======== GIVEN DATA ========

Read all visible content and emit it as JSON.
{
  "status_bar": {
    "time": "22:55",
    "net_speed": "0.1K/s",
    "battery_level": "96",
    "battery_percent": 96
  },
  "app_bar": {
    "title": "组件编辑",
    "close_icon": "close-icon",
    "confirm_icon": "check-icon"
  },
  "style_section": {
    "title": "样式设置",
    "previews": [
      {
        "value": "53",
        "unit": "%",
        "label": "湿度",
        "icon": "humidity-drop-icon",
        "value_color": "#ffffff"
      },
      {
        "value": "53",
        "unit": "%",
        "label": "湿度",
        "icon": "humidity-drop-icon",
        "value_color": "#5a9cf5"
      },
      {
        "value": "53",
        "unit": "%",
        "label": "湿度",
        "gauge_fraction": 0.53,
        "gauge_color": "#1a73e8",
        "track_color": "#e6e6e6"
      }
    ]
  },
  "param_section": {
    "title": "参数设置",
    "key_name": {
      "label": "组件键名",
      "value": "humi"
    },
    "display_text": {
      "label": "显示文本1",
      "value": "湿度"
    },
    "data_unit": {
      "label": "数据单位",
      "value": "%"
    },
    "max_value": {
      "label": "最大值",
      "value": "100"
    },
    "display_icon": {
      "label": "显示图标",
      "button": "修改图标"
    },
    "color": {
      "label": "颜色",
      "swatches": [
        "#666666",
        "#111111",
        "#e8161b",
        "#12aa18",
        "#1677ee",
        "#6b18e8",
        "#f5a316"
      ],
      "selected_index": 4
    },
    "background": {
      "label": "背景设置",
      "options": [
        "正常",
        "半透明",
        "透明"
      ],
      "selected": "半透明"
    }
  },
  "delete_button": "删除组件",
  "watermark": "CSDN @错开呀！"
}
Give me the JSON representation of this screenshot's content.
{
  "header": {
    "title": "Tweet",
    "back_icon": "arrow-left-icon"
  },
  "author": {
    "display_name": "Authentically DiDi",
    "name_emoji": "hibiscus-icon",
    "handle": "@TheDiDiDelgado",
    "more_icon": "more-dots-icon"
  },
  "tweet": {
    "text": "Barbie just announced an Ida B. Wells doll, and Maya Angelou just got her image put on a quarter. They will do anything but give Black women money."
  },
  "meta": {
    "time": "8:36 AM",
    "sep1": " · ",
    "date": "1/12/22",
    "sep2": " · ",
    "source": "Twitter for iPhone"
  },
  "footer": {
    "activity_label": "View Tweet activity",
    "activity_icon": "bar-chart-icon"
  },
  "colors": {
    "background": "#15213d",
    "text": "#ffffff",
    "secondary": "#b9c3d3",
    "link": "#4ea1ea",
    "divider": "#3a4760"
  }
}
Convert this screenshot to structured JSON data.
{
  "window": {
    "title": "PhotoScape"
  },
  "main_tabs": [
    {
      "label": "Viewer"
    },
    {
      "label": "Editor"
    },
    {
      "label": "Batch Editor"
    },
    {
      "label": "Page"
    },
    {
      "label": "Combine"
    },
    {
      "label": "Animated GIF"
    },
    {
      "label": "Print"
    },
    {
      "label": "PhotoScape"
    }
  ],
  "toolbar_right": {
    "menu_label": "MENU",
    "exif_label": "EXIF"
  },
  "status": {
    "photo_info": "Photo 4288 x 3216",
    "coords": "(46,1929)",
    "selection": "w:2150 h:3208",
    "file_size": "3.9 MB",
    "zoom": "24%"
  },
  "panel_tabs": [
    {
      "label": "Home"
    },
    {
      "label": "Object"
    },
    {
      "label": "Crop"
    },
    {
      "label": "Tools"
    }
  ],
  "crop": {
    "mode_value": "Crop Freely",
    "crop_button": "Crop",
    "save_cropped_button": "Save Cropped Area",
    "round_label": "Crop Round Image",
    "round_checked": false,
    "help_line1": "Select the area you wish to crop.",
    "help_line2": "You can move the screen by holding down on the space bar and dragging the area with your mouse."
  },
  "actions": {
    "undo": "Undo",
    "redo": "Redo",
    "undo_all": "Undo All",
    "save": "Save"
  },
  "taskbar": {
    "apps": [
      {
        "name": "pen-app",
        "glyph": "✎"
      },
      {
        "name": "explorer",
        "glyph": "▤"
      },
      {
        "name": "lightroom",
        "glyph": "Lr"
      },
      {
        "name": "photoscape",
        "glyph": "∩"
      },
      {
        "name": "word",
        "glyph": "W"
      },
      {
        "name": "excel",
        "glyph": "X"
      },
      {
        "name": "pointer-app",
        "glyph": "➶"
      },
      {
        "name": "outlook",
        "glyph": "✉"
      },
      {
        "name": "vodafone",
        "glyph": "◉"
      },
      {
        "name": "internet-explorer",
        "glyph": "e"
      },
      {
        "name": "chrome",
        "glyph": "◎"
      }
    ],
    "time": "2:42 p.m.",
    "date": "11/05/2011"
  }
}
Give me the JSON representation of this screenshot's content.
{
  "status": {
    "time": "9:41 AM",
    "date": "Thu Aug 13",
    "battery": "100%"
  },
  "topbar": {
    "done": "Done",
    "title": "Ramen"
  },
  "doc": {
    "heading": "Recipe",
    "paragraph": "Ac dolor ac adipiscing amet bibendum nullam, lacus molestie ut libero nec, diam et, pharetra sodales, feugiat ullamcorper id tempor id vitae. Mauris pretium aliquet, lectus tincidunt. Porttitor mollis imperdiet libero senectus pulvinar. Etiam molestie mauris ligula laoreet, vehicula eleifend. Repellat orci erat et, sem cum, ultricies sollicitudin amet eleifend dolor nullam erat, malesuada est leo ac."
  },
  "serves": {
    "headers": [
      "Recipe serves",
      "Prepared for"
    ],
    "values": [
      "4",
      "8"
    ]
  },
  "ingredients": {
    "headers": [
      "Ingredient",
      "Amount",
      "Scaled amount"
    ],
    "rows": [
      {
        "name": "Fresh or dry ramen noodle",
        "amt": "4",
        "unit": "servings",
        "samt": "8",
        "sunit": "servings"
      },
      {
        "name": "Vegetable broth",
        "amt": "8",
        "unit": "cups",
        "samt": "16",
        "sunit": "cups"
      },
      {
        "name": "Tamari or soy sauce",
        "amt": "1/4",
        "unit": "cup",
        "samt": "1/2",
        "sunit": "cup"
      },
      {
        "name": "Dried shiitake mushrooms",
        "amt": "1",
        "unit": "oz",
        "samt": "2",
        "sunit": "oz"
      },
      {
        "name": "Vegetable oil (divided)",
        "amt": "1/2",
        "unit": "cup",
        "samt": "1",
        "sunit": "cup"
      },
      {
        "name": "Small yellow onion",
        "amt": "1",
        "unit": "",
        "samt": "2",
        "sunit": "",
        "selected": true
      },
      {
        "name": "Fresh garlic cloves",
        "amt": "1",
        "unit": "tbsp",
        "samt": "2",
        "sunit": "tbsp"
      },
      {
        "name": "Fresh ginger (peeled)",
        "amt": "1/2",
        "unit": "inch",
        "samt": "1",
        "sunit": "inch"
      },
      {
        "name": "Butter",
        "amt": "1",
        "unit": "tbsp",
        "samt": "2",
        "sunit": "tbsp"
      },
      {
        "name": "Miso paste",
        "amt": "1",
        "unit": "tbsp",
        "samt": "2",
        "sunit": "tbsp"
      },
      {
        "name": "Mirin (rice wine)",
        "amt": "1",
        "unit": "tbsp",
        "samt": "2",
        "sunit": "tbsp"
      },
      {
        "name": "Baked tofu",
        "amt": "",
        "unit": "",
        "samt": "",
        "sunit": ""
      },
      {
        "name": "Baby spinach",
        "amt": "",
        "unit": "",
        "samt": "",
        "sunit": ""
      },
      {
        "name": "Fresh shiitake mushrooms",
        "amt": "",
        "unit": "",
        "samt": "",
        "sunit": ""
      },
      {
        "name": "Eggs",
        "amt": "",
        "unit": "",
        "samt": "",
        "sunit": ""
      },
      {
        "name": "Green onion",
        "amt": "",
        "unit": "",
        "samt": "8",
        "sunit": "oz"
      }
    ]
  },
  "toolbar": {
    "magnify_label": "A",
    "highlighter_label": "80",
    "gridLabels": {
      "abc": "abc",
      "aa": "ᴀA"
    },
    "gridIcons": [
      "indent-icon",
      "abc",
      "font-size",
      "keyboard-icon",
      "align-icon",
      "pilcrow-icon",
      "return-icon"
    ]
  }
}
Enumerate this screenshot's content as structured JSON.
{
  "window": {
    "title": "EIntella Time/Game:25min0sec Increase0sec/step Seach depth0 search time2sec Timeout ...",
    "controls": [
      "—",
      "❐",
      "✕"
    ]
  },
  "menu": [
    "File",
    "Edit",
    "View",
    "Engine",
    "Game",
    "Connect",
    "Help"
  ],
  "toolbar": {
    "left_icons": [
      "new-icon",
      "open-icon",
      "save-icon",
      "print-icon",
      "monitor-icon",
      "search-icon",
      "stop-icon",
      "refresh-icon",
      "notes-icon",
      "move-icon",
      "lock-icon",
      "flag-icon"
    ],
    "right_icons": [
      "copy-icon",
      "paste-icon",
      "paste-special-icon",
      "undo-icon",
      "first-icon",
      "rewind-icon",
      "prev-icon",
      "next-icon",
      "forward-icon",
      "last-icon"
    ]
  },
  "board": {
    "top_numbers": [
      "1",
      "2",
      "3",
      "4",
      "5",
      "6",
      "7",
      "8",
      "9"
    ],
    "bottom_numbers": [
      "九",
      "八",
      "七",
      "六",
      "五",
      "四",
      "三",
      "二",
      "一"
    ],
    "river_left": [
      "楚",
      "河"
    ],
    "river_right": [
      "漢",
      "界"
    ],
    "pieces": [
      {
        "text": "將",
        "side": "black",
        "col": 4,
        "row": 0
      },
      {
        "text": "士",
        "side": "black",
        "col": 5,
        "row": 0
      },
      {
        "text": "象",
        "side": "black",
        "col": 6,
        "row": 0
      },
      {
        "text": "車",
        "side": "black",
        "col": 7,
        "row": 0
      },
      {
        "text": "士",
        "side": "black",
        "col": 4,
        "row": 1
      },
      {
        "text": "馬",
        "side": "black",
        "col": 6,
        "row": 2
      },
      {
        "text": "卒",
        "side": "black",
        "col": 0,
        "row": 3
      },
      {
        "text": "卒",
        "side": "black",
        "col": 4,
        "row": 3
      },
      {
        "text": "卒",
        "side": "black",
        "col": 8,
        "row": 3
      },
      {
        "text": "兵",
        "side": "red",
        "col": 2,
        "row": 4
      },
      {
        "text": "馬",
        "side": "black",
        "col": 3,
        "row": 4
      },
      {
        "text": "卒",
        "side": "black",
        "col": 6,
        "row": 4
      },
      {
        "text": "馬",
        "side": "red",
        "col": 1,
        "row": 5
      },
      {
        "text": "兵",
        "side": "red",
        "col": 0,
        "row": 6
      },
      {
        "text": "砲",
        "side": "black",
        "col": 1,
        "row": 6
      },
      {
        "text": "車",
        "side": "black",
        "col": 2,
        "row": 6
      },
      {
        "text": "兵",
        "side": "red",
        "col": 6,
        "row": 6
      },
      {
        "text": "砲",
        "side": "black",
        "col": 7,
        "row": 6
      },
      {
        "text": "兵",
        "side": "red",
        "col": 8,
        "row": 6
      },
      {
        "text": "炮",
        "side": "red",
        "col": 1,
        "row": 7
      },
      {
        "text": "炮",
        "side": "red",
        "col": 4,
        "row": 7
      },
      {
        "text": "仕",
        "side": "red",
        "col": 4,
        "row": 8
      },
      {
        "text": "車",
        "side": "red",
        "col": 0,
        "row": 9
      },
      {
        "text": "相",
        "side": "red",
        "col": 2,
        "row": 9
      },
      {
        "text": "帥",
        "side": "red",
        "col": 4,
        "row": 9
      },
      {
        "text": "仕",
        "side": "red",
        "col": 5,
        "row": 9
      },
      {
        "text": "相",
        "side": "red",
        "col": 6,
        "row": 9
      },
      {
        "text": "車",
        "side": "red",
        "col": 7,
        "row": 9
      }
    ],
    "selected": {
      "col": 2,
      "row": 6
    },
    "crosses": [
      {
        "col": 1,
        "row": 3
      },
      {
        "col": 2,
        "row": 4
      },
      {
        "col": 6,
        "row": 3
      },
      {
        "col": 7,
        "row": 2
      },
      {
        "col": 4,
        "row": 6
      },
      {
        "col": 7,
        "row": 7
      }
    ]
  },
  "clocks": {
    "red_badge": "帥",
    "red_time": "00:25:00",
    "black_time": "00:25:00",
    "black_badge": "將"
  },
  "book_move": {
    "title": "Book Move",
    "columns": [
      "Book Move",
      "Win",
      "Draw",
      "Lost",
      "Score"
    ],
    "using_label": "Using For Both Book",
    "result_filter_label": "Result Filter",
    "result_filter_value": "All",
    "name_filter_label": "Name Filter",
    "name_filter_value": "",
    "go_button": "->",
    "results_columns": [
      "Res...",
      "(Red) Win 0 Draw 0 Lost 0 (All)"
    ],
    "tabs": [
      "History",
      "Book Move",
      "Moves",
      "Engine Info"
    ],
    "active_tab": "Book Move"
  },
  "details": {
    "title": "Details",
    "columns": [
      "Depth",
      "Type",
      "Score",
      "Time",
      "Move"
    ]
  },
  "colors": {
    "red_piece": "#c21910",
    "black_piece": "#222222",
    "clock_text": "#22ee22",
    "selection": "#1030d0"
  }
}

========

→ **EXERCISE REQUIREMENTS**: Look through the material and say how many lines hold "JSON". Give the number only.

→ **RESULT OF THIS TASK**: 5